Find the string "heading" in the data, then copy every line where it is found.

Start of Block

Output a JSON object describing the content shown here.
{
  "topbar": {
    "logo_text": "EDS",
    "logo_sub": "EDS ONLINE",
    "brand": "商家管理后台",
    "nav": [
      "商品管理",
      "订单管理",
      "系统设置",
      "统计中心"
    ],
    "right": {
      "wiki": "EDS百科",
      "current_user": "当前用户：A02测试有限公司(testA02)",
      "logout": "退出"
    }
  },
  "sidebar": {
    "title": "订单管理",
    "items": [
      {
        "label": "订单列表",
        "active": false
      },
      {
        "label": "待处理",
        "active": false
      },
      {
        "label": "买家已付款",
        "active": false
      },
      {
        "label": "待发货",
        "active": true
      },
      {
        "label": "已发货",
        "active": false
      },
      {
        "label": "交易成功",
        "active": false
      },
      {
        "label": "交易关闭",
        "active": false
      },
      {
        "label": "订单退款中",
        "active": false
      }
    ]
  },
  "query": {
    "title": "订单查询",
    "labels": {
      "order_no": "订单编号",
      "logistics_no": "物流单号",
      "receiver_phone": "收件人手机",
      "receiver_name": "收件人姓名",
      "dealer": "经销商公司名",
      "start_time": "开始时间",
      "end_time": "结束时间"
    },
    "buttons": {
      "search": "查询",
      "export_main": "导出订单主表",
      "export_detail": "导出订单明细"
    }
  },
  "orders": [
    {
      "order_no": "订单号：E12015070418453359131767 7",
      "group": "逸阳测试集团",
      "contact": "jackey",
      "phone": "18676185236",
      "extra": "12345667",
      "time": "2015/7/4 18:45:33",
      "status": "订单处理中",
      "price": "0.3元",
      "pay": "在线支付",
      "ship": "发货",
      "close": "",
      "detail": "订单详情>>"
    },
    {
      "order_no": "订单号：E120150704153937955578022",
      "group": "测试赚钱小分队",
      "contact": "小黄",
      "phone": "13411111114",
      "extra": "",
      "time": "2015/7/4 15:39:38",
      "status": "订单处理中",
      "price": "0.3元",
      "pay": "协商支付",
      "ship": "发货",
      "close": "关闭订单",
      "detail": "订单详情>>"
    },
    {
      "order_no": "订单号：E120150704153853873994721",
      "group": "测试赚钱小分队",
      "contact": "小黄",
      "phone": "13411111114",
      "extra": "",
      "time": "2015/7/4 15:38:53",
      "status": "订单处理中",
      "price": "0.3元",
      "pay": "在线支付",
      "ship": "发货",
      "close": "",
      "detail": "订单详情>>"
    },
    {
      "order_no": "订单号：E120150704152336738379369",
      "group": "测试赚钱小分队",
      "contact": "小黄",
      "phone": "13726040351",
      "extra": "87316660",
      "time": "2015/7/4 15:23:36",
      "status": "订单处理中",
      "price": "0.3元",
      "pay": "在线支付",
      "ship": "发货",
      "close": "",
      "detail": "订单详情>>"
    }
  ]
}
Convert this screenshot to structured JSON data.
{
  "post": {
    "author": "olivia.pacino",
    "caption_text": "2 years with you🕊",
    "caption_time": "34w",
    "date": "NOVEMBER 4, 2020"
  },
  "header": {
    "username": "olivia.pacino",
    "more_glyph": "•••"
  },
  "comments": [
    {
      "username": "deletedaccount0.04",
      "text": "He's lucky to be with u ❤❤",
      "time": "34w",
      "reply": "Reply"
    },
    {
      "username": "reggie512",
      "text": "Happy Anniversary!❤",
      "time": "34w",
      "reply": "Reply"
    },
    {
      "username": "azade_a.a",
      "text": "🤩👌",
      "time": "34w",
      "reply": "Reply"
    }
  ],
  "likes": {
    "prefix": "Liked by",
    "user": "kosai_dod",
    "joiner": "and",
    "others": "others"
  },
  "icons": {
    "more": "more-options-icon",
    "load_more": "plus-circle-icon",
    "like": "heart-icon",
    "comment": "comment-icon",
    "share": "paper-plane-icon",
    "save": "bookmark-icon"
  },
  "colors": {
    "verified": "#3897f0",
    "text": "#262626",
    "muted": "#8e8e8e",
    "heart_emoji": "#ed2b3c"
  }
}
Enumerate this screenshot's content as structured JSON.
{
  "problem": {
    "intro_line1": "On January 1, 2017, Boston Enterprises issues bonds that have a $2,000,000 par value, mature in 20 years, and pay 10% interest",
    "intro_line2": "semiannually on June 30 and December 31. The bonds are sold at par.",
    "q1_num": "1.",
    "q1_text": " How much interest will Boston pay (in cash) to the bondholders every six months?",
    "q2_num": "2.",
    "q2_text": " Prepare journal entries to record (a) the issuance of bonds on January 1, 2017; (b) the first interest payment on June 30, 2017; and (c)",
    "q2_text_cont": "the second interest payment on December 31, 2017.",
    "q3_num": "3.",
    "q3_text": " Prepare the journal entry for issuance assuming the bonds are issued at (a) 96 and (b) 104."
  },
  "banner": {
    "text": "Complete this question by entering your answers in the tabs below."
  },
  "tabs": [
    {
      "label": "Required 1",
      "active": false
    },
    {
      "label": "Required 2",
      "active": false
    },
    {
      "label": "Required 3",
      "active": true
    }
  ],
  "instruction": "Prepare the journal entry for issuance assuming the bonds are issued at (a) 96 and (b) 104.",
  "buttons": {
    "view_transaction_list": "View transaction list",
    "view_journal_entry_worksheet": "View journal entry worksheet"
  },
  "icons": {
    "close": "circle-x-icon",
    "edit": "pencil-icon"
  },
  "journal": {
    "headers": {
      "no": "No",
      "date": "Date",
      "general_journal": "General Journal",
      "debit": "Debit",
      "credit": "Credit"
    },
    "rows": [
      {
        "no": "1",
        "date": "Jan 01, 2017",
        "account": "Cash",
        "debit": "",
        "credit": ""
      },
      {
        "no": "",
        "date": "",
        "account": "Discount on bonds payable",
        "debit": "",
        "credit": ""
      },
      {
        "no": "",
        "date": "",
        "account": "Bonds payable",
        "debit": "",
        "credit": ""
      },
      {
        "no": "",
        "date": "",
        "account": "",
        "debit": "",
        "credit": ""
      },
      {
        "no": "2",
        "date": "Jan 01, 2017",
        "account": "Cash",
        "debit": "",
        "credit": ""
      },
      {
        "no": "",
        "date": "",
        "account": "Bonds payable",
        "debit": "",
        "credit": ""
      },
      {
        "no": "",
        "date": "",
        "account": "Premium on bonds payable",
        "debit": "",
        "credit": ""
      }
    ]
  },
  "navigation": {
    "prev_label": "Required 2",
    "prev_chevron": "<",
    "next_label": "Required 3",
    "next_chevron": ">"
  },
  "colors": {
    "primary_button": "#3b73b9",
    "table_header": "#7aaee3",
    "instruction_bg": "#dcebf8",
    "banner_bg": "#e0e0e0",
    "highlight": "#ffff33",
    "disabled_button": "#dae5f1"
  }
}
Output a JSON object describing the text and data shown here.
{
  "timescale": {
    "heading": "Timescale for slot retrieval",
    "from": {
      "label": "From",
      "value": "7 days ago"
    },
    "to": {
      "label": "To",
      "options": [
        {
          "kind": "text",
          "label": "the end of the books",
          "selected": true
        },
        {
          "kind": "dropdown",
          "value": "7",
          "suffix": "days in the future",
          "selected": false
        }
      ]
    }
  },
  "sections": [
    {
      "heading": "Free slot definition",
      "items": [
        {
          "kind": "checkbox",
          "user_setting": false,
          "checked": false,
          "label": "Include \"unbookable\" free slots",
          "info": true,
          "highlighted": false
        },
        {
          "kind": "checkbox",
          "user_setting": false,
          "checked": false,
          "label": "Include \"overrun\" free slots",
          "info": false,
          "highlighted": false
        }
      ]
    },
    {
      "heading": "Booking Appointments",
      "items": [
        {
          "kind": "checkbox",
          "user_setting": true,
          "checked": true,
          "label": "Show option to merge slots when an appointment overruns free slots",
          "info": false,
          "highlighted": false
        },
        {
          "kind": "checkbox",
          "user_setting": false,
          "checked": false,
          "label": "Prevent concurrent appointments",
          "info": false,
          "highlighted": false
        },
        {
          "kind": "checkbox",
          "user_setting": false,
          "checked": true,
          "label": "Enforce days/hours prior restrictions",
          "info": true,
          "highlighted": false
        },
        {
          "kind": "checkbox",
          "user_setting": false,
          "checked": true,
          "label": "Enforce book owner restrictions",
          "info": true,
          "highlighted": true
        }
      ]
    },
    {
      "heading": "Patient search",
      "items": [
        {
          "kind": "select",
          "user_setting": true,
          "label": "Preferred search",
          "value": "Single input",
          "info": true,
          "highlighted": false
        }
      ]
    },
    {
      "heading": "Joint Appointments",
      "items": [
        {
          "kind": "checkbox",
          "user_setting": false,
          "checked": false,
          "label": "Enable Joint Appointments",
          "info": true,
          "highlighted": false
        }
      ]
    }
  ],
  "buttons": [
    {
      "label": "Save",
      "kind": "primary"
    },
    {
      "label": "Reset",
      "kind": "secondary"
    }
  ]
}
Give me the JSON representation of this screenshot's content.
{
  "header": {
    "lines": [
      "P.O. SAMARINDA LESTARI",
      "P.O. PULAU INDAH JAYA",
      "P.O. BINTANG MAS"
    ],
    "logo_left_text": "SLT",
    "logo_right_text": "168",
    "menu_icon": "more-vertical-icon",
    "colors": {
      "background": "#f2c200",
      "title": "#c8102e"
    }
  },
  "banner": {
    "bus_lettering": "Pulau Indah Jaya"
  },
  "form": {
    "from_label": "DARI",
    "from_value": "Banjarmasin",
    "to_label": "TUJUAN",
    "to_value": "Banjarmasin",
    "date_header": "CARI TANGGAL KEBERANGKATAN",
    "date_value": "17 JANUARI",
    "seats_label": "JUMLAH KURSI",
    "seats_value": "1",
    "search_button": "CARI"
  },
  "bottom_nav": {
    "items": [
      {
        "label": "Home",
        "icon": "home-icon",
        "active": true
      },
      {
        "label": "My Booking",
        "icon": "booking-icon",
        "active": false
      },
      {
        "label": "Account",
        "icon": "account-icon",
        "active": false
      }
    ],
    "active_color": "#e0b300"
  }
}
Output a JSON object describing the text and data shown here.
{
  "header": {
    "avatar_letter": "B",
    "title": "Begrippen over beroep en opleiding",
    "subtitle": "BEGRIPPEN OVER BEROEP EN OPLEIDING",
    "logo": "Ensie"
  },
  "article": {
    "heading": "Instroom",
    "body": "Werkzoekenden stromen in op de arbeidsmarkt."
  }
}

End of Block

:: Exercise result ::
    "heading": "Timescale for slot retrieval",
      "heading": "Free slot definition",
      "heading": "Booking Appointments",
      "heading": "Patient search",
      "heading": "Joint Appointments",
    "heading": "Instroom",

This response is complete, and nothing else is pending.